Mr. Cheney arrived in Beijing Tuesday and attended a dinner in his honor at the Great Hall of the People. At closed-door talks with his Chinese counterpart, Zeng Qinghong, the U.S. vice president said Washington opposes any attempt to change the status quo across the Taiwan Strait.
Ahead of his arrival, China said it would tell him the United States must correct its practice of selling weapons to Taiwan. Those sales have irritated the government in Beijing for the past 25 years, since Congress passed a law requiring that Washington help the Taiwanese defend themselves.
At the Tuesday evening banquet, Vice President Zeng said his country places great importance on the Cheney visit. Mr. Cheney said Washington believes the two countries can do good work together.
In talks Wednesday, Mr. Cheney is expected to urge that China revalue its currency to help stem a loss of American jobs and a record U.S trade deficit with Beijing.
Mr. Cheney arrived in China from Japan, where he pledged the United States will do all it can to win the release of three Japanese civilians kidnapped in Iraq. He said Washington will stand by Tokyo to overcome what he called the "trials of today."
The vice president will go to South Korea on the final leg of his week-long Asian tour.
Hours before Mr. Cheney arrived in Beijing, China announced that seven of its nationals who were abducted in Iraq have been released.
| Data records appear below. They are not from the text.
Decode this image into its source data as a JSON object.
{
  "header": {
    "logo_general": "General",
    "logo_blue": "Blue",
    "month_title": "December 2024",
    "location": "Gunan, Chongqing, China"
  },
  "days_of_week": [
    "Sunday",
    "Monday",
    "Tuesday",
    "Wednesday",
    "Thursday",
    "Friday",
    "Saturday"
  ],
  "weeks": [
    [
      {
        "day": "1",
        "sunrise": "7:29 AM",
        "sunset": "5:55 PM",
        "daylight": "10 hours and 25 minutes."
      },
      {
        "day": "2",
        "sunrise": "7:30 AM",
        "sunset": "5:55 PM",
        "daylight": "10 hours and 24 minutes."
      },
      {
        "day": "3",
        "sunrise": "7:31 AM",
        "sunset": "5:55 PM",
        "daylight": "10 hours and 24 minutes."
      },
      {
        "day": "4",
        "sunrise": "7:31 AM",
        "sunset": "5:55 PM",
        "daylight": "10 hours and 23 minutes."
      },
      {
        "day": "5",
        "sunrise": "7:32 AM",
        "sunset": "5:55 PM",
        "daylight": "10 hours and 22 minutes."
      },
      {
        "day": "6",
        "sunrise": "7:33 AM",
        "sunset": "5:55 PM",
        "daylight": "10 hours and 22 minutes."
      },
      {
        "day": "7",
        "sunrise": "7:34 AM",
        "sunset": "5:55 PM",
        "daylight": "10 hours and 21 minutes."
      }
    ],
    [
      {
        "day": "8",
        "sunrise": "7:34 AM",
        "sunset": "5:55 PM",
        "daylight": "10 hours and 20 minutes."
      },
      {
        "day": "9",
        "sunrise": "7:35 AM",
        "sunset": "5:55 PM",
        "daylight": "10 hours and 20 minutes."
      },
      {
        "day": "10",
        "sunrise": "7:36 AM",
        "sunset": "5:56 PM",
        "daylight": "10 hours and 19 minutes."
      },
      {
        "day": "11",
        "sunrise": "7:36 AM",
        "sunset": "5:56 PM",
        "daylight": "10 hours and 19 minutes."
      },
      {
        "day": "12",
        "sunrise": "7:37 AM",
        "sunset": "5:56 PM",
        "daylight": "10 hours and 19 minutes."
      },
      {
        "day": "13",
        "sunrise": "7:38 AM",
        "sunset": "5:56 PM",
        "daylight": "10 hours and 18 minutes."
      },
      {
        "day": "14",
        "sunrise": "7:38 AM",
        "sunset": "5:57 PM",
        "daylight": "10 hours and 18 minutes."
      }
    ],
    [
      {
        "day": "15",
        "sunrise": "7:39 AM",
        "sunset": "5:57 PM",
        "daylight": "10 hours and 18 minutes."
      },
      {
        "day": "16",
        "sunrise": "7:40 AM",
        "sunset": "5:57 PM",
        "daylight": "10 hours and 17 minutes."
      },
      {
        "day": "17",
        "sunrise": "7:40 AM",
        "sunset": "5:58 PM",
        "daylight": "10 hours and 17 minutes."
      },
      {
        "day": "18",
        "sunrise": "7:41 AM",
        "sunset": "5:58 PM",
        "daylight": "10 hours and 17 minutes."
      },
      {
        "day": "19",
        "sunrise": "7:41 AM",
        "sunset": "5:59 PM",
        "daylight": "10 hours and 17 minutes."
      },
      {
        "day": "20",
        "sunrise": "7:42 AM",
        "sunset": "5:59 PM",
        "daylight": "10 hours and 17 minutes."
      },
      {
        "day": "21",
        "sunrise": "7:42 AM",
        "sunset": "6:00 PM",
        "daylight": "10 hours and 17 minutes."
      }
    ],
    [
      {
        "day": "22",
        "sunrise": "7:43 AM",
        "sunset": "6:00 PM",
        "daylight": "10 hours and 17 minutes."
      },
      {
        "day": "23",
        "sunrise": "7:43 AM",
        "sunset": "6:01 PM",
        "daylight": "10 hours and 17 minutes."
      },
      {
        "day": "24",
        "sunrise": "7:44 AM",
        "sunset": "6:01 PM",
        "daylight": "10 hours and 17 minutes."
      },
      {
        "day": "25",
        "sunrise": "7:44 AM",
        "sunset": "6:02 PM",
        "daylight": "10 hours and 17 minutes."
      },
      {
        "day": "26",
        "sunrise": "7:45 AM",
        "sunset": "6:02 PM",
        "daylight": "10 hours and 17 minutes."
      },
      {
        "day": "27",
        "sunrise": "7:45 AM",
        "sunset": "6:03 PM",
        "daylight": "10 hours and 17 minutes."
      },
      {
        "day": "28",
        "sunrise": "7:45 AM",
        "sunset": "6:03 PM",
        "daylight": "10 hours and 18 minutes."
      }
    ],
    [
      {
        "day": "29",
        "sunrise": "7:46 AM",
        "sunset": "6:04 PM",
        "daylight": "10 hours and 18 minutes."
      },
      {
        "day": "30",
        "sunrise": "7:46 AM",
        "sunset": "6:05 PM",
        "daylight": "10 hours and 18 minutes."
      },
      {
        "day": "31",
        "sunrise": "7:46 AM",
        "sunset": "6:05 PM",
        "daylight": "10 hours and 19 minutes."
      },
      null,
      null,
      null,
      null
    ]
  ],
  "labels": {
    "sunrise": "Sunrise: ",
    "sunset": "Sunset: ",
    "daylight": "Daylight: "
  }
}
Officials said the seven men were in good spirits Tuesday following their release.
Gunmen captured the men Sunday in the city of Fallujah, west of Baghdad, where officials said the Chinese were traveling on business.
Information for this report is provided by AP, AFP and Reuters.